Foreign educational institutions may soon set up campuses in India, with the Department of Industrial Policy and Promotion (DIPP) and the Department of Economic Affairs (DEA) supporting the Ministry of Human Resource Development’s proposal to permit foreign universities to enter India under the Companies Act.
In an official statement released on Tuesday, the HRD Ministry said it “is in the process of finalising the UGC (Established and Operation of Campuses of Foreign Educational Institutions) Rules by which foreign universities can set up campus in India and issue foreign degrees.”
Foreign universities will be allowed to function in the country as companies under Section 25 of the Companies Act, in line with the proposal sent by the Ministry to the DIPP and DEA.
“Under the proposed rules, Foreign Educational Institutions (FEIs) can set up campuses in India once the FEIs have been notified as Foreign Education Provider by the UGC,” the Ministry statement said.

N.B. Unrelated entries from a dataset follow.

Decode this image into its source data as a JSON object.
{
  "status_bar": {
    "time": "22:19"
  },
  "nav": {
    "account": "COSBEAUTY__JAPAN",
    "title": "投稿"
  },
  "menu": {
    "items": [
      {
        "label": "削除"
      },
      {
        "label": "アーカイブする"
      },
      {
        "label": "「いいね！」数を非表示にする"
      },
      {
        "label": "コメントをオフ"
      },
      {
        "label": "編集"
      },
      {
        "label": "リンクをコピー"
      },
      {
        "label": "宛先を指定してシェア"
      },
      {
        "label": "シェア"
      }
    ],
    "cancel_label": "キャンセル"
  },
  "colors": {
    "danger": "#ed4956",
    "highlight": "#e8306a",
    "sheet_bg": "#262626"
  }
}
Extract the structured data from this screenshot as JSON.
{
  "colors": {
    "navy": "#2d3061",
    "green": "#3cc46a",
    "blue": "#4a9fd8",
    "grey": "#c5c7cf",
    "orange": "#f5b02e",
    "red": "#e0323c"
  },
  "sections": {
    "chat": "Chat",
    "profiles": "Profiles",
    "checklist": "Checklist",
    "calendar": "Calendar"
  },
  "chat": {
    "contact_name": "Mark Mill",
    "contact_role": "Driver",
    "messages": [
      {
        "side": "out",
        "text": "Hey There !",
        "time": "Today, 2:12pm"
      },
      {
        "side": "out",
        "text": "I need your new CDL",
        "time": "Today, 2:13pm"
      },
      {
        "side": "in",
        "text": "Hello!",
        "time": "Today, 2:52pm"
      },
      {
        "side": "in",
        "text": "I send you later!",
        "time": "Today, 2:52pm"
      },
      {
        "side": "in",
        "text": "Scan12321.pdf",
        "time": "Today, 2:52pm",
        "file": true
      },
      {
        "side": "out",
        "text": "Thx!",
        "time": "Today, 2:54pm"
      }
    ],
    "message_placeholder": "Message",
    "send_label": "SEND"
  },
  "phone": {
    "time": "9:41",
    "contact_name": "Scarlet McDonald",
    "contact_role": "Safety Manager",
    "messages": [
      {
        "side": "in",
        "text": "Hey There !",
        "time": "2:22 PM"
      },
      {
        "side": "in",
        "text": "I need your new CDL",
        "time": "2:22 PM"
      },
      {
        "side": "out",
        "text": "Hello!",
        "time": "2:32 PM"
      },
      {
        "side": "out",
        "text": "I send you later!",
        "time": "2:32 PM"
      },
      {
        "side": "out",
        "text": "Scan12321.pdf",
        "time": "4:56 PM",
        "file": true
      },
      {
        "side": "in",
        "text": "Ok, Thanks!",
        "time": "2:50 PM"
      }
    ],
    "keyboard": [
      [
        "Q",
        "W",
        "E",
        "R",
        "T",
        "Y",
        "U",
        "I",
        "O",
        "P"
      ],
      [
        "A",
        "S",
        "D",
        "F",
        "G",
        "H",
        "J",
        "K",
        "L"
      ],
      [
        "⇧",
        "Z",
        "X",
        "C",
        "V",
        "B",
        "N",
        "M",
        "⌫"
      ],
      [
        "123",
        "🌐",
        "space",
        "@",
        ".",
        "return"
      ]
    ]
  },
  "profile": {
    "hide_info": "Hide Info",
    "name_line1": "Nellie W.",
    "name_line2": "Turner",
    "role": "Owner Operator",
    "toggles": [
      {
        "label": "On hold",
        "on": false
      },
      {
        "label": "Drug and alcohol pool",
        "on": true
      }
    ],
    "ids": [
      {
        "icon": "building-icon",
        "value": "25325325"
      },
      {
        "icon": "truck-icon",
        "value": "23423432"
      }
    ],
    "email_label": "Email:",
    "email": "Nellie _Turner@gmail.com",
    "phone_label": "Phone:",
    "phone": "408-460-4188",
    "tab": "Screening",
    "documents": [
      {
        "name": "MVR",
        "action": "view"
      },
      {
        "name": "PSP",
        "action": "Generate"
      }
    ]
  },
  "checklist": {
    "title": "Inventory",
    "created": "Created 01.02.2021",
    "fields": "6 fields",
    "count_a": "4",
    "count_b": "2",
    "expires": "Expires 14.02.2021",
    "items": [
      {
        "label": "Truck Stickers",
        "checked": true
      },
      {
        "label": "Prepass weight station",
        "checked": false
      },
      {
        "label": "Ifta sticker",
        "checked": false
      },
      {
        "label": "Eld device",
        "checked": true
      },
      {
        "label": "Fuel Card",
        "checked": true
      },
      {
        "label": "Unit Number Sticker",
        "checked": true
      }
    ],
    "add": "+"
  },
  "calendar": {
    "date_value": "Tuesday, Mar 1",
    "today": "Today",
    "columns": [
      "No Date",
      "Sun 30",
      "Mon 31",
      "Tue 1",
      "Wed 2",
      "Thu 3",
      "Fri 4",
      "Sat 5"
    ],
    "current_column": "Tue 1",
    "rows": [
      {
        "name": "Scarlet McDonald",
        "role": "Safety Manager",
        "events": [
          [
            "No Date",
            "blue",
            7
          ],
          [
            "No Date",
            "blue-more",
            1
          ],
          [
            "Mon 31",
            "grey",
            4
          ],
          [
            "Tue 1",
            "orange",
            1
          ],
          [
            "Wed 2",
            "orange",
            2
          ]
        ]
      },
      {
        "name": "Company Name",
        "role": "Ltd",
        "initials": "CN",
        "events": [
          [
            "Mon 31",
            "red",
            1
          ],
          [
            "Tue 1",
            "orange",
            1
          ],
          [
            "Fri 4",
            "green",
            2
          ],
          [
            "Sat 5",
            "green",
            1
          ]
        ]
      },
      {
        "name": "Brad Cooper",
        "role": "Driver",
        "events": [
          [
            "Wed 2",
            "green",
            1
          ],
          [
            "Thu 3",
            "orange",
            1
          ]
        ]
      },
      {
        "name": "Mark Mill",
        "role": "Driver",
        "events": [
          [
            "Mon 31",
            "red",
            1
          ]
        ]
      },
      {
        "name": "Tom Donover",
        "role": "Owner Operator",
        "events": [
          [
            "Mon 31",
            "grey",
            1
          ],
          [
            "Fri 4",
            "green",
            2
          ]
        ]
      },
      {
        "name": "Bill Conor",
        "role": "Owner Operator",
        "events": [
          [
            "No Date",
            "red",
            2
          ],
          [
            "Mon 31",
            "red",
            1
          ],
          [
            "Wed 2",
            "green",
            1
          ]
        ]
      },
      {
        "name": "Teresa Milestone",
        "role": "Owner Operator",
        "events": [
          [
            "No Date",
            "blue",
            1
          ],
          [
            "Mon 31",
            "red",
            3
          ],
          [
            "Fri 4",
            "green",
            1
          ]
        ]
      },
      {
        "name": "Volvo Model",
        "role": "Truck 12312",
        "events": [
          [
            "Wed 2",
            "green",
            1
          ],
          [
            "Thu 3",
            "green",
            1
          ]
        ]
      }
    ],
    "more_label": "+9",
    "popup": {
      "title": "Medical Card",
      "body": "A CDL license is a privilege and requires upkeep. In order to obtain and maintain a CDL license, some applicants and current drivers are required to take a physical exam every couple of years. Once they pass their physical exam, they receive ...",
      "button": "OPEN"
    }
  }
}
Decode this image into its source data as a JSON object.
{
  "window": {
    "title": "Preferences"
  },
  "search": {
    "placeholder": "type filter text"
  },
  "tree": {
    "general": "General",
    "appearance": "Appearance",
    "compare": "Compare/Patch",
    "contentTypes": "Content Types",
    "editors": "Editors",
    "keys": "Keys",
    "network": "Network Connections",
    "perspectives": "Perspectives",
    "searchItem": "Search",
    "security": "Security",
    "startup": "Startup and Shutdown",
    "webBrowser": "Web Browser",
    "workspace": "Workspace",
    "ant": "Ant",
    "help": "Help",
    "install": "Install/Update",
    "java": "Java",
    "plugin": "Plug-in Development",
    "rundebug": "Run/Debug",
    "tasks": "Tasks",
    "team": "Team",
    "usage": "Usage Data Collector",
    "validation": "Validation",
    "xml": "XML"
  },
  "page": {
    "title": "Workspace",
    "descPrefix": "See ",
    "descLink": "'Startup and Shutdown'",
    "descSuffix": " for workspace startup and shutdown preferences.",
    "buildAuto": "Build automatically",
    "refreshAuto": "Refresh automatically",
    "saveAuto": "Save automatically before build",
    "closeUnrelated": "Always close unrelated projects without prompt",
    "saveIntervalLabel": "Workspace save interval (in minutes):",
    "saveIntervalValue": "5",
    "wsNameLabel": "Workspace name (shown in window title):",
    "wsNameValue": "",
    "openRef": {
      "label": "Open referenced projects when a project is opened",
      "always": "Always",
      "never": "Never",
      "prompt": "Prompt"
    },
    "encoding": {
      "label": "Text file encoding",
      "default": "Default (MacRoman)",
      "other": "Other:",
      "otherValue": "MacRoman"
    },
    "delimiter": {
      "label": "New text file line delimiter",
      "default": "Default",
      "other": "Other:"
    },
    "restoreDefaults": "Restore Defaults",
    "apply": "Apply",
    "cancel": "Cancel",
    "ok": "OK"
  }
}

These institutions should be within the top 400 universities of the world, according to the ranking published by Times Higher Education, Quacquarelli Symonds or the Academic Ranking of World Universities by Shanghai Jiao Tong University.
Further, the institutions, which will be required to maintain a corpus of not less than Rs 25 crore, will have to be not-for-profit entities that have been in existence for at least 20 years, and accredited by an agency of the country of origin or by an internationally accepted system of accreditation.
Given that the Foreign Educational Institutions (Regulation of Entry and Operations) Bill, 2010, has been pending in Parliament for over three years, since it was first introduced in the Lok Sabha in May 2010, some industry experts see this new move as a back-door entry for foreign institutions. The Bill has also faced a lot of opposition from a section of educationists as well as political parties.
However, HRD Ministry officials deny any attempts to allow back-door entry to foreign universities since these universities (which come in under Companies Act) will not provide Indian degrees, as envisioned in the Bill.
The degrees awarded by the Indian campuses of foreign universities will be considered foreign degrees and if these students wish to pursue further studies in an Indian institute or seek Government jobs, they will have to seek equivalence for the degree, as is required for other foreign degrees.